**What needs to be done**
Each record should appear again in the response exactly as it does in the original.

[Opening Records to use section]

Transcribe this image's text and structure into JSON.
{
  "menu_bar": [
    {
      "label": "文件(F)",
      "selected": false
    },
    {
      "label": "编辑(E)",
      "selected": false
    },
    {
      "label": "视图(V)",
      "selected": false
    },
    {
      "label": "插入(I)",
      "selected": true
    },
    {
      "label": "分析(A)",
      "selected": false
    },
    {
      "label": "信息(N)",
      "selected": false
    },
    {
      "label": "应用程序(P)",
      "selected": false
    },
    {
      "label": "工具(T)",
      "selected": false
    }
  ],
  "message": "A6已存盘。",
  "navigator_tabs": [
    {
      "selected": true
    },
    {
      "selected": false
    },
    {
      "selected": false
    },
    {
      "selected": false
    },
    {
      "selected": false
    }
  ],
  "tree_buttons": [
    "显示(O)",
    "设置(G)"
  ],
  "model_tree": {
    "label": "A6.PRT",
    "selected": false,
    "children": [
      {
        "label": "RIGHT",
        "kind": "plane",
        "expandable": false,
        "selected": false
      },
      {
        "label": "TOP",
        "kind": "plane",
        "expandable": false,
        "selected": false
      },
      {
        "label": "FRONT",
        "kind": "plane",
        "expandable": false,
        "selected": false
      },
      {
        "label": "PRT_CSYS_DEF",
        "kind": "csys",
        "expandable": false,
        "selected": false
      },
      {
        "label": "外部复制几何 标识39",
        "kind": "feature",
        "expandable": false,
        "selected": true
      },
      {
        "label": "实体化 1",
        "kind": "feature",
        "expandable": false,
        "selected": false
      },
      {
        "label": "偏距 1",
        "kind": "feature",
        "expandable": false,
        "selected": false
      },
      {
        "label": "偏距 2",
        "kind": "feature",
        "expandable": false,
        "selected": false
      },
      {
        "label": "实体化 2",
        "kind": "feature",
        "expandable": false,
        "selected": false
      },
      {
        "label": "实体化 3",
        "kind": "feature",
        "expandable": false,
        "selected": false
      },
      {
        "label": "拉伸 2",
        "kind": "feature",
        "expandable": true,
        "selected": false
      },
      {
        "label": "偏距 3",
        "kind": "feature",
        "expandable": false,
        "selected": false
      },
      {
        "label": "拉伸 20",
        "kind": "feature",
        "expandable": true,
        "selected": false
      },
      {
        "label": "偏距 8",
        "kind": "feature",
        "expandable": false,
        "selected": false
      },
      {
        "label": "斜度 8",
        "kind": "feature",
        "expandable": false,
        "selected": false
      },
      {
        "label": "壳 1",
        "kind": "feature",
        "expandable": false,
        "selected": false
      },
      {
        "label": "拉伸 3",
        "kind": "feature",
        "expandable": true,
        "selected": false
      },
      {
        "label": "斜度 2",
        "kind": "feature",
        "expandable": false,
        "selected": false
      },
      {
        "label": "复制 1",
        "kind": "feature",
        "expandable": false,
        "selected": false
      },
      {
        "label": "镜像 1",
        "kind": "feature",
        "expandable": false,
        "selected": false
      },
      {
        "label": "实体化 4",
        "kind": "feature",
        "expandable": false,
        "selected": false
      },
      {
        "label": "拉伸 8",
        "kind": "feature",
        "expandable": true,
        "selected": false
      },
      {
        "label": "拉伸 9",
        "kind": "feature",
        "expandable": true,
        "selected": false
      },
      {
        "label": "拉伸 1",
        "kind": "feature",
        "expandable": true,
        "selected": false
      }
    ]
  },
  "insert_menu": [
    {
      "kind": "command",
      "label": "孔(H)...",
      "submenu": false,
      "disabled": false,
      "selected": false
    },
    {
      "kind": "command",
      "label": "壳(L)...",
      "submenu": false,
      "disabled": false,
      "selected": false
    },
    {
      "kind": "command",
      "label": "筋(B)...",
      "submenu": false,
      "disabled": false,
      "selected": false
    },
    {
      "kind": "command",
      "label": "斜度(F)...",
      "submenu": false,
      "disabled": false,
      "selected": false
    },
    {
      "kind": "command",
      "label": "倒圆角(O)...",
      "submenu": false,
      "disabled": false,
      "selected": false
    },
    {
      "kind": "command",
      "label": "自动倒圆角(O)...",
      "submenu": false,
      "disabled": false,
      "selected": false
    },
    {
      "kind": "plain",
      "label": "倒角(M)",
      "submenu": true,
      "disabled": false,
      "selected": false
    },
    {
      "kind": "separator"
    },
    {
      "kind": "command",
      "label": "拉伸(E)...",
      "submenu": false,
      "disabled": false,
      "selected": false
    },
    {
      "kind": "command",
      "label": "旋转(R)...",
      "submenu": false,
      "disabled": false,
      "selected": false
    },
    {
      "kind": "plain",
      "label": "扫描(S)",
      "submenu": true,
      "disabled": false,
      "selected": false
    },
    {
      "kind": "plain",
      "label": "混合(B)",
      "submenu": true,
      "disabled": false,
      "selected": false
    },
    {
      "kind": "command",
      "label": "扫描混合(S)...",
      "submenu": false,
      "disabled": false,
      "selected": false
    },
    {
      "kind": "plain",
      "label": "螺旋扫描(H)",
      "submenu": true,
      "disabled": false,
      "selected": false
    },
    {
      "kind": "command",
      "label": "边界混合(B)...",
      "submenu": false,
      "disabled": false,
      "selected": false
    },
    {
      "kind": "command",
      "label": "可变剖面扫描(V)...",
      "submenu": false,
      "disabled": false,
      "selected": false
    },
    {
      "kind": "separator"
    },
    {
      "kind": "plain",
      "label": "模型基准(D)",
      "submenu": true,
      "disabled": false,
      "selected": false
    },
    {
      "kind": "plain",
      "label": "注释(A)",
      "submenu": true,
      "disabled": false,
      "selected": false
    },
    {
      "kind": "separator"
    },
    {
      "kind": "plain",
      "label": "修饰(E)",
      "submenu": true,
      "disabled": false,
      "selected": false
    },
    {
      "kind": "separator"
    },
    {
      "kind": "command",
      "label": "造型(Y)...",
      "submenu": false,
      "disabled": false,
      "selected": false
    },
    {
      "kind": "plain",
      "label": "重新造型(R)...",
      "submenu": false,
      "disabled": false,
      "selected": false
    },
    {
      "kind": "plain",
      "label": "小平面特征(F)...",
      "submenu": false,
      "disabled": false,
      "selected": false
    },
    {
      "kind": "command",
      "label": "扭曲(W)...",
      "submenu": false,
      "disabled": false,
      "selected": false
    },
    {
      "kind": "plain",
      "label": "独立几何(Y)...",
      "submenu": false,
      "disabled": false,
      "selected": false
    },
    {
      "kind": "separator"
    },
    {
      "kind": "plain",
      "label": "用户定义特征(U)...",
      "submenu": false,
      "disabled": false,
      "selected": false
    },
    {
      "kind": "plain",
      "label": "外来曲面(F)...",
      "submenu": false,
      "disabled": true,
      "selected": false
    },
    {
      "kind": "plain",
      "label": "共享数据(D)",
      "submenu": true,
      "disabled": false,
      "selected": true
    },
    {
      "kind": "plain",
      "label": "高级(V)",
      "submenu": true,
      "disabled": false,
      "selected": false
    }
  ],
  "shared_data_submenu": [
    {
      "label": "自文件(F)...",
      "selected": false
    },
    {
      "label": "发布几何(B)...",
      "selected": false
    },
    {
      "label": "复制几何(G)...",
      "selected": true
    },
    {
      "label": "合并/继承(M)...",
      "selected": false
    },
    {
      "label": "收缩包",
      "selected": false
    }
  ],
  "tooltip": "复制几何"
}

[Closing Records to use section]

**Solution for this exercise**
Transcribe this image's text and structure into JSON.
{
  "menu_bar": [
    {
      "label": "文件(F)",
      "selected": false
    },
    {
      "label": "编辑(E)",
      "selected": false
    },
    {
      "label": "视图(V)",
      "selected": false
    },
    {
      "label": "插入(I)",
      "selected": true
    },
    {
      "label": "分析(A)",
      "selected": false
    },
    {
      "label": "信息(N)",
      "selected": false
    },
    {
      "label": "应用程序(P)",
      "selected": false
    },
    {
      "label": "工具(T)",
      "selected": false
    }
  ],
  "message": "A6已存盘。",
  "navigator_tabs": [
    {
      "selected": true
    },
    {
      "selected": false
    },
    {
      "selected": false
    },
    {
      "selected": false
    },
    {
      "selected": false
    }
  ],
  "tree_buttons": [
    "显示(O)",
    "设置(G)"
  ],
  "model_tree": {
    "label": "A6.PRT",
    "selected": false,
    "children": [
      {
        "label": "RIGHT",
        "kind": "plane",
        "expandable": false,
        "selected": false
      },
      {
        "label": "TOP",
        "kind": "plane",
        "expandable": false,
        "selected": false
      },
      {
        "label": "FRONT",
        "kind": "plane",
        "expandable": false,
        "selected": false
      },
      {
        "label": "PRT_CSYS_DEF",
        "kind": "csys",
        "expandable": false,
        "selected": false
      },
      {
        "label": "外部复制几何 标识39",
        "kind": "feature",
        "expandable": false,
        "selected": true
      },
      {
        "label": "实体化 1",
        "kind": "feature",
        "expandable": false,
        "selected": false
      },
      {
        "label": "偏距 1",
        "kind": "feature",
        "expandable": false,
        "selected": false
      },
      {
        "label": "偏距 2",
        "kind": "feature",
        "expandable": false,
        "selected": false
      },
      {
        "label": "实体化 2",
        "kind": "feature",
        "expandable": false,
        "selected": false
      },
      {
        "label": "实体化 3",
        "kind": "feature",
        "expandable": false,
        "selected": false
      },
      {
        "label": "拉伸 2",
        "kind": "feature",
        "expandable": true,
        "selected": false
      },
      {
        "label": "偏距 3",
        "kind": "feature",
        "expandable": false,
        "selected": false
      },
      {
        "label": "拉伸 20",
        "kind": "feature",
        "expandable": true,
        "selected": false
      },
      {
        "label": "偏距 8",
        "kind": "feature",
        "expandable": false,
        "selected": false
      },
      {
        "label": "斜度 8",
        "kind": "feature",
        "expandable": false,
        "selected": false
      },
      {
        "label": "壳 1",
        "kind": "feature",
        "expandable": false,
        "selected": false
      },
      {
        "label": "拉伸 3",
        "kind": "feature",
        "expandable": true,
        "selected": false
      },
      {
        "label": "斜度 2",
        "kind": "feature",
        "expandable": false,
        "selected": false
      },
      {
        "label": "复制 1",
        "kind": "feature",
        "expandable": false,
        "selected": false
      },
      {
        "label": "镜像 1",
        "kind": "feature",
        "expandable": false,
        "selected": false
      },
      {
        "label": "实体化 4",
        "kind": "feature",
        "expandable": false,
        "selected": false
      },
      {
        "label": "拉伸 8",
        "kind": "feature",
        "expandable": true,
        "selected": false
      },
      {
        "label": "拉伸 9",
        "kind": "feature",
        "expandable": true,
        "selected": false
      },
      {
        "label": "拉伸 1",
        "kind": "feature",
        "expandable": true,
        "selected": false
      }
    ]
  },
  "insert_menu": [
    {
      "kind": "command",
      "label": "孔(H)...",
      "submenu": false,
      "disabled": false,
      "selected": false
    },
    {
      "kind": "command",
      "label": "壳(L)...",
      "submenu": false,
      "disabled": false,
      "selected": false
    },
    {
      "kind": "command",
      "label": "筋(B)...",
      "submenu": false,
      "disabled": false,
      "selected": false
    },
    {
      "kind": "command",
      "label": "斜度(F)...",
      "submenu": false,
      "disabled": false,
      "selected": false
    },
    {
      "kind": "command",
      "label": "倒圆角(O)...",
      "submenu": false,
      "disabled": false,
      "selected": false
    },
    {
      "kind": "command",
      "label": "自动倒圆角(O)...",
      "submenu": false,
      "disabled": false,
      "selected": false
    },
    {
      "kind": "plain",
      "label": "倒角(M)",
      "submenu": true,
      "disabled": false,
      "selected": false
    },
    {
      "kind": "separator"
    },
    {
      "kind": "command",
      "label": "拉伸(E)...",
      "submenu": false,
      "disabled": false,
      "selected": false
    },
    {
      "kind": "command",
      "label": "旋转(R)...",
      "submenu": false,
      "disabled": false,
      "selected": false
    },
    {
      "kind": "plain",
      "label": "扫描(S)",
      "submenu": true,
      "disabled": false,
      "selected": false
    },
    {
      "kind": "plain",
      "label": "混合(B)",
      "submenu": true,
      "disabled": false,
      "selected": false
    },
    {
      "kind": "command",
      "label": "扫描混合(S)...",
      "submenu": false,
      "disabled": false,
      "selected": false
    },
    {
      "kind": "plain",
      "label": "螺旋扫描(H)",
      "submenu": true,
      "disabled": false,
      "selected": false
    },
    {
      "kind": "command",
      "label": "边界混合(B)...",
      "submenu": false,
      "disabled": false,
      "selected": false
    },
    {
      "kind": "command",
      "label": "可变剖面扫描(V)...",
      "submenu": false,
      "disabled": false,
      "selected": false
    },
    {
      "kind": "separator"
    },
    {
      "kind": "plain",
      "label": "模型基准(D)",
      "submenu": true,
      "disabled": false,
      "selected": false
    },
    {
      "kind": "plain",
      "label": "注释(A)",
      "submenu": true,
      "disabled": false,
      "selected": false
    },
    {
      "kind": "separator"
    },
    {
      "kind": "plain",
      "label": "修饰(E)",
      "submenu": true,
      "disabled": false,
      "selected": false
    },
    {
      "kind": "separator"
    },
    {
      "kind": "command",
      "label": "造型(Y)...",
      "submenu": false,
      "disabled": false,
      "selected": false
    },
    {
      "kind": "plain",
      "label": "重新造型(R)...",
      "submenu": false,
      "disabled": false,
      "selected": false
    },
    {
      "kind": "plain",
      "label": "小平面特征(F)...",
      "submenu": false,
      "disabled": false,
      "selected": false
    },
    {
      "kind": "command",
      "label": "扭曲(W)...",
      "submenu": false,
      "disabled": false,
      "selected": false
    },
    {
      "kind": "plain",
      "label": "独立几何(Y)...",
      "submenu": false,
      "disabled": false,
      "selected": false
    },
    {
      "kind": "separator"
    },
    {
      "kind": "plain",
      "label": "用户定义特征(U)...",
      "submenu": false,
      "disabled": false,
      "selected": false
    },
    {
      "kind": "plain",
      "label": "外来曲面(F)...",
      "submenu": false,
      "disabled": true,
      "selected": false
    },
    {
      "kind": "plain",
      "label": "共享数据(D)",
      "submenu": true,
      "disabled": false,
      "selected": true
    },
    {
      "kind": "plain",
      "label": "高级(V)",
      "submenu": true,
      "disabled": false,
      "selected": false
    }
  ],
  "shared_data_submenu": [
    {
      "label": "自文件(F)...",
      "selected": false
    },
    {
      "label": "发布几何(B)...",
      "selected": false
    },
    {
      "label": "复制几何(G)...",
      "selected": true
    },
    {
      "label": "合并/继承(M)...",
      "selected": false
    },
    {
      "label": "收缩包",
      "selected": false
    }
  ],
  "tooltip": "复制几何"
}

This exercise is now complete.